— Provided entries —
==========
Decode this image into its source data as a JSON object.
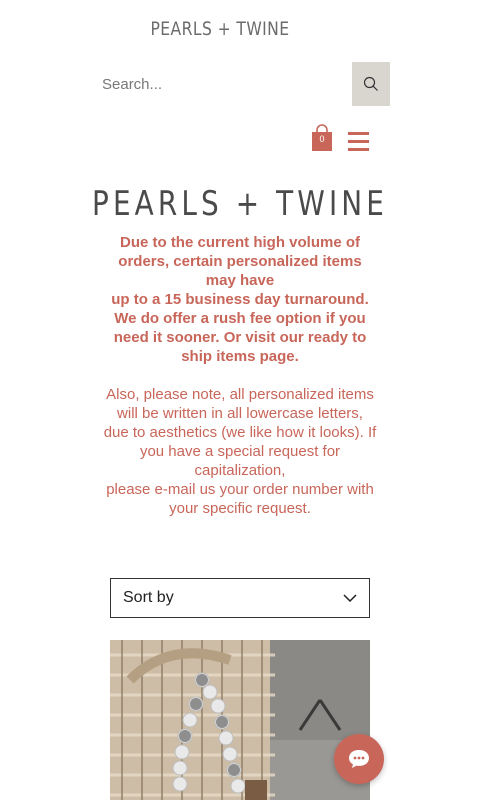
{
  "header": {
    "logo_small": "PEARLS + TWINE",
    "search_placeholder": "Search...",
    "cart_count": "0"
  },
  "main": {
    "logo_big": "PEARLS + TWINE",
    "notice_bold": [
      "Due to the current high volume of orders, certain personalized items may have",
      "up to a 15 business day turnaround.",
      "We do offer a rush fee option if you need it sooner. Or visit our ready to ship items page."
    ],
    "notice_regular": [
      "Also, please note, all personalized items will be written in all lowercase letters,",
      "due to aesthetics (we like how it looks). If you have a special request for capitalization,",
      "please e-mail us your order number with your specific request."
    ],
    "sort_label": "Sort by"
  },
  "colors": {
    "accent": "#c8665a",
    "search_button": "#d9d6d0",
    "logo_text": "#4a4a4a"
  },
  "icons": {
    "search": "search-icon",
    "cart": "cart-icon",
    "menu": "hamburger-menu-icon",
    "sort": "chevron-down-icon",
    "chat": "chat-icon"
  }
}
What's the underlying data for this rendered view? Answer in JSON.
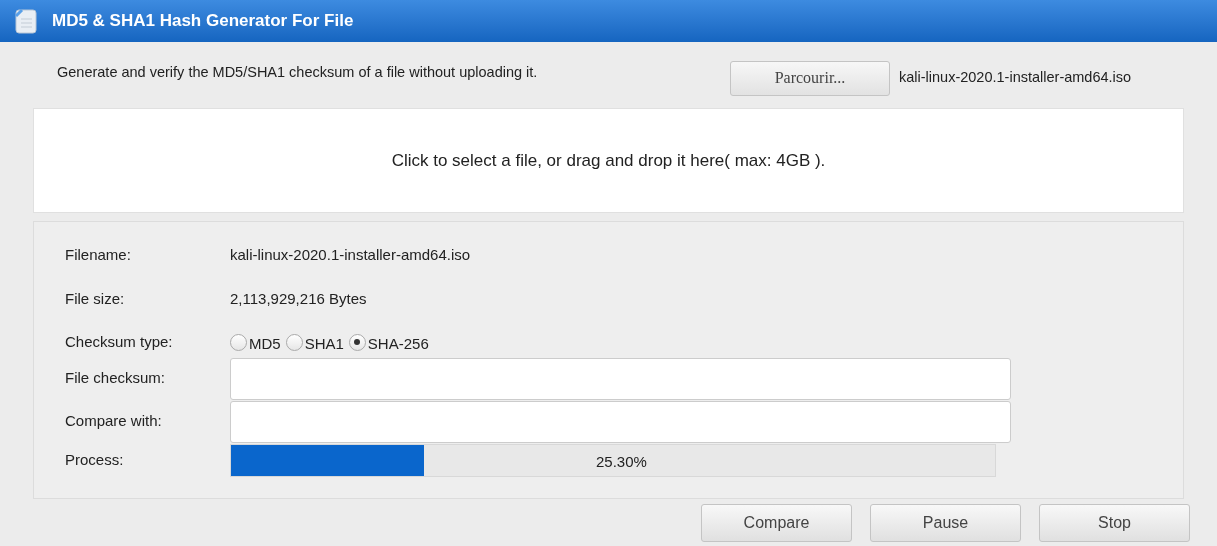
{
  "window": {
    "title": "MD5 & SHA1 Hash Generator For File"
  },
  "header": {
    "description": "Generate and verify the MD5/SHA1 checksum of a file without uploading it.",
    "browse_button": "Parcourir...",
    "chosen_file": "kali-linux-2020.1-installer-amd64.iso"
  },
  "drop_zone": {
    "text": "Click to select a file, or drag and drop it here( max: 4GB )."
  },
  "details": {
    "filename": {
      "label": "Filename:",
      "value": "kali-linux-2020.1-installer-amd64.iso"
    },
    "file_size": {
      "label": "File size:",
      "value": "2,113,929,216 Bytes"
    },
    "checksum_type": {
      "label": "Checksum type:",
      "options": [
        {
          "label": "MD5",
          "selected": false
        },
        {
          "label": "SHA1",
          "selected": false
        },
        {
          "label": "SHA-256",
          "selected": true
        }
      ]
    },
    "file_checksum": {
      "label": "File checksum:"
    },
    "compare_with": {
      "label": "Compare with:"
    },
    "process": {
      "label": "Process:",
      "level": 0.253,
      "reading": "25.30%"
    }
  },
  "buttons": [
    "Compare",
    "Pause",
    "Stop"
  ]
}
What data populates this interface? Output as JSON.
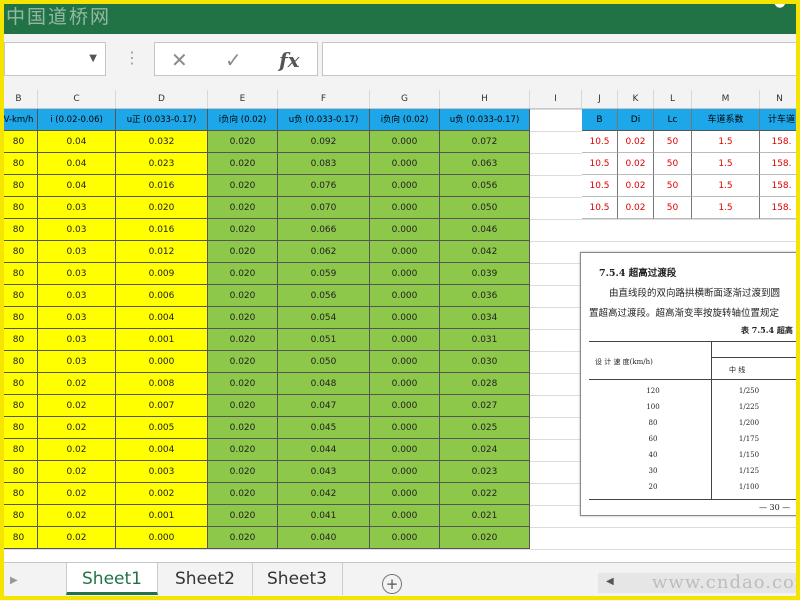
{
  "watermark_top": "中国道桥网",
  "ribbon_tabs": [
    "",
    "",
    "",
    "",
    "",
    "",
    "",
    ""
  ],
  "account_label": "",
  "formula_bar": {
    "name_box": "",
    "cancel_icon": "✕",
    "enter_icon": "✓",
    "fx_label": "fx",
    "value": ""
  },
  "columns": [
    "B",
    "C",
    "D",
    "E",
    "F",
    "G",
    "H",
    "I",
    "J",
    "K",
    "L",
    "M",
    "N"
  ],
  "main_headers": [
    "V-km/h",
    "i (0.02-0.06)",
    "u正 (0.033-0.17)",
    "i负向 (0.02)",
    "u负 (0.033-0.17)",
    "i负向 (0.02)",
    "u负 (0.033-0.17)"
  ],
  "main_rows": [
    [
      "80",
      "0.04",
      "0.032",
      "0.020",
      "0.092",
      "0.000",
      "0.072"
    ],
    [
      "80",
      "0.04",
      "0.023",
      "0.020",
      "0.083",
      "0.000",
      "0.063"
    ],
    [
      "80",
      "0.04",
      "0.016",
      "0.020",
      "0.076",
      "0.000",
      "0.056"
    ],
    [
      "80",
      "0.03",
      "0.020",
      "0.020",
      "0.070",
      "0.000",
      "0.050"
    ],
    [
      "80",
      "0.03",
      "0.016",
      "0.020",
      "0.066",
      "0.000",
      "0.046"
    ],
    [
      "80",
      "0.03",
      "0.012",
      "0.020",
      "0.062",
      "0.000",
      "0.042"
    ],
    [
      "80",
      "0.03",
      "0.009",
      "0.020",
      "0.059",
      "0.000",
      "0.039"
    ],
    [
      "80",
      "0.03",
      "0.006",
      "0.020",
      "0.056",
      "0.000",
      "0.036"
    ],
    [
      "80",
      "0.03",
      "0.004",
      "0.020",
      "0.054",
      "0.000",
      "0.034"
    ],
    [
      "80",
      "0.03",
      "0.001",
      "0.020",
      "0.051",
      "0.000",
      "0.031"
    ],
    [
      "80",
      "0.03",
      "0.000",
      "0.020",
      "0.050",
      "0.000",
      "0.030"
    ],
    [
      "80",
      "0.02",
      "0.008",
      "0.020",
      "0.048",
      "0.000",
      "0.028"
    ],
    [
      "80",
      "0.02",
      "0.007",
      "0.020",
      "0.047",
      "0.000",
      "0.027"
    ],
    [
      "80",
      "0.02",
      "0.005",
      "0.020",
      "0.045",
      "0.000",
      "0.025"
    ],
    [
      "80",
      "0.02",
      "0.004",
      "0.020",
      "0.044",
      "0.000",
      "0.024"
    ],
    [
      "80",
      "0.02",
      "0.003",
      "0.020",
      "0.043",
      "0.000",
      "0.023"
    ],
    [
      "80",
      "0.02",
      "0.002",
      "0.020",
      "0.042",
      "0.000",
      "0.022"
    ],
    [
      "80",
      "0.02",
      "0.001",
      "0.020",
      "0.041",
      "0.000",
      "0.021"
    ],
    [
      "80",
      "0.02",
      "0.000",
      "0.020",
      "0.040",
      "0.000",
      "0.020"
    ]
  ],
  "right_headers": [
    "B",
    "Di",
    "Lc",
    "车道系数",
    "计车道"
  ],
  "right_rows": [
    [
      "10.5",
      "0.02",
      "50",
      "1.5",
      "158."
    ],
    [
      "10.5",
      "0.02",
      "50",
      "1.5",
      "158."
    ],
    [
      "10.5",
      "0.02",
      "50",
      "1.5",
      "158."
    ],
    [
      "10.5",
      "0.02",
      "50",
      "1.5",
      "158."
    ]
  ],
  "doc": {
    "heading": "7.5.4  超高过渡段",
    "para1": "由直线段的双向路拱横断面逐渐过渡到圆",
    "para2": "置超高过渡段。超高渐变率按旋转轴位置规定",
    "caption": "表 7.5.4  超高",
    "col_speed": "设 计 速 度(km/h)",
    "col_center": "中  线",
    "rows": [
      [
        "120",
        "1/250"
      ],
      [
        "100",
        "1/225"
      ],
      [
        "80",
        "1/200"
      ],
      [
        "60",
        "1/175"
      ],
      [
        "40",
        "1/150"
      ],
      [
        "30",
        "1/125"
      ],
      [
        "20",
        "1/100"
      ]
    ],
    "page": "— 30 —"
  },
  "sheets": [
    "Sheet1",
    "Sheet2",
    "Sheet3"
  ],
  "active_sheet": "Sheet1",
  "add_sheet": "+",
  "watermark_bottom": "www.cndao.com",
  "colors": {
    "accent": "#217346",
    "header_blue": "#1ea7e8",
    "yellow": "#ffff00",
    "green": "#8dc84a",
    "red_text": "#e00000"
  }
}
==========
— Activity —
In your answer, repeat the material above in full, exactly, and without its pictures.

— Answer for the task —
Decode this image into its source data as a JSON object.
{
  "header": {
    "logo_small": "PEARLS + TWINE",
    "search_placeholder": "Search...",
    "cart_count": "0"
  },
  "main": {
    "logo_big": "PEARLS + TWINE",
    "notice_bold": [
      "Due to the current high volume of orders, certain personalized items may have",
      "up to a 15 business day turnaround.",
      "We do offer a rush fee option if you need it sooner. Or visit our ready to ship items page."
    ],
    "notice_regular": [
      "Also, please note, all personalized items will be written in all lowercase letters,",
      "due to aesthetics (we like how it looks). If you have a special request for capitalization,",
      "please e-mail us your order number with your specific request."
    ],
    "sort_label": "Sort by"
  },
  "colors": {
    "accent": "#c8665a",
    "search_button": "#d9d6d0",
    "logo_text": "#4a4a4a"
  },
  "icons": {
    "search": "search-icon",
    "cart": "cart-icon",
    "menu": "hamburger-menu-icon",
    "sort": "chevron-down-icon",
    "chat": "chat-icon"
  }
}
What's the underlying data for this rendered view? Answer in JSON.
{
  "window": {
    "title": "MD5 & SHA1 Hash Generator For File"
  },
  "header": {
    "description": "Generate and verify the MD5/SHA1 checksum of a file without uploading it.",
    "browse_button": "Parcourir...",
    "chosen_file": "kali-linux-2020.1-installer-amd64.iso"
  },
  "drop_zone": {
    "text": "Click to select a file, or drag and drop it here( max: 4GB )."
  },
  "details": {
    "filename": {
      "label": "Filename:",
      "value": "kali-linux-2020.1-installer-amd64.iso"
    },
    "file_size": {
      "label": "File size:",
      "value": "2,113,929,216 Bytes"
    },
    "checksum_type": {
      "label": "Checksum type:",
      "options": [
        {
          "label": "MD5",
          "selected": false
        },
        {
          "label": "SHA1",
          "selected": false
        },
        {
          "label": "SHA-256",
          "selected": true
        }
      ]
    },
    "file_checksum": {
      "label": "File checksum:"
    },
    "compare_with": {
      "label": "Compare with:"
    },
    "process": {
      "label": "Process:",
      "level": 0.253,
      "reading": "25.30%"
    }
  },
  "buttons": [
    "Compare",
    "Pause",
    "Stop"
  ]
}
What data populates this interface? Output as JSON.
{
  "watermark_top": "中国道桥网",
  "ribbon_tabs": [
    "",
    "",
    "",
    "",
    "",
    "",
    "",
    ""
  ],
  "account_label": "",
  "formula_bar": {
    "name_box": "",
    "cancel_icon": "✕",
    "enter_icon": "✓",
    "fx_label": "fx",
    "value": ""
  },
  "columns": [
    "B",
    "C",
    "D",
    "E",
    "F",
    "G",
    "H",
    "I",
    "J",
    "K",
    "L",
    "M",
    "N"
  ],
  "main_headers": [
    "V-km/h",
    "i (0.02-0.06)",
    "u正 (0.033-0.17)",
    "i负向 (0.02)",
    "u负 (0.033-0.17)",
    "i负向 (0.02)",
    "u负 (0.033-0.17)"
  ],
  "main_rows": [
    [
      "80",
      "0.04",
      "0.032",
      "0.020",
      "0.092",
      "0.000",
      "0.072"
    ],
    [
      "80",
      "0.04",
      "0.023",
      "0.020",
      "0.083",
      "0.000",
      "0.063"
    ],
    [
      "80",
      "0.04",
      "0.016",
      "0.020",
      "0.076",
      "0.000",
      "0.056"
    ],
    [
      "80",
      "0.03",
      "0.020",
      "0.020",
      "0.070",
      "0.000",
      "0.050"
    ],
    [
      "80",
      "0.03",
      "0.016",
      "0.020",
      "0.066",
      "0.000",
      "0.046"
    ],
    [
      "80",
      "0.03",
      "0.012",
      "0.020",
      "0.062",
      "0.000",
      "0.042"
    ],
    [
      "80",
      "0.03",
      "0.009",
      "0.020",
      "0.059",
      "0.000",
      "0.039"
    ],
    [
      "80",
      "0.03",
      "0.006",
      "0.020",
      "0.056",
      "0.000",
      "0.036"
    ],
    [
      "80",
      "0.03",
      "0.004",
      "0.020",
      "0.054",
      "0.000",
      "0.034"
    ],
    [
      "80",
      "0.03",
      "0.001",
      "0.020",
      "0.051",
      "0.000",
      "0.031"
    ],
    [
      "80",
      "0.03",
      "0.000",
      "0.020",
      "0.050",
      "0.000",
      "0.030"
    ],
    [
      "80",
      "0.02",
      "0.008",
      "0.020",
      "0.048",
      "0.000",
      "0.028"
    ],
    [
      "80",
      "0.02",
      "0.007",
      "0.020",
      "0.047",
      "0.000",
      "0.027"
    ],
    [
      "80",
      "0.02",
      "0.005",
      "0.020",
      "0.045",
      "0.000",
      "0.025"
    ],
    [
      "80",
      "0.02",
      "0.004",
      "0.020",
      "0.044",
      "0.000",
      "0.024"
    ],
    [
      "80",
      "0.02",
      "0.003",
      "0.020",
      "0.043",
      "0.000",
      "0.023"
    ],
    [
      "80",
      "0.02",
      "0.002",
      "0.020",
      "0.042",
      "0.000",
      "0.022"
    ],
    [
      "80",
      "0.02",
      "0.001",
      "0.020",
      "0.041",
      "0.000",
      "0.021"
    ],
    [
      "80",
      "0.02",
      "0.000",
      "0.020",
      "0.040",
      "0.000",
      "0.020"
    ]
  ],
  "right_headers": [
    "B",
    "Di",
    "Lc",
    "车道系数",
    "计车道"
  ],
  "right_rows": [
    [
      "10.5",
      "0.02",
      "50",
      "1.5",
      "158."
    ],
    [
      "10.5",
      "0.02",
      "50",
      "1.5",
      "158."
    ],
    [
      "10.5",
      "0.02",
      "50",
      "1.5",
      "158."
    ],
    [
      "10.5",
      "0.02",
      "50",
      "1.5",
      "158."
    ]
  ],
  "doc": {
    "heading": "7.5.4  超高过渡段",
    "para1": "由直线段的双向路拱横断面逐渐过渡到圆",
    "para2": "置超高过渡段。超高渐变率按旋转轴位置规定",
    "caption": "表 7.5.4  超高",
    "col_speed": "设 计 速 度(km/h)",
    "col_center": "中  线",
    "rows": [
      [
        "120",
        "1/250"
      ],
      [
        "100",
        "1/225"
      ],
      [
        "80",
        "1/200"
      ],
      [
        "60",
        "1/175"
      ],
      [
        "40",
        "1/150"
      ],
      [
        "30",
        "1/125"
      ],
      [
        "20",
        "1/100"
      ]
    ],
    "page": "— 30 —"
  },
  "sheets": [
    "Sheet1",
    "Sheet2",
    "Sheet3"
  ],
  "active_sheet": "Sheet1",
  "add_sheet": "+",
  "watermark_bottom": "www.cndao.com",
  "colors": {
    "accent": "#217346",
    "header_blue": "#1ea7e8",
    "yellow": "#ffff00",
    "green": "#8dc84a",
    "red_text": "#e00000"
  }
}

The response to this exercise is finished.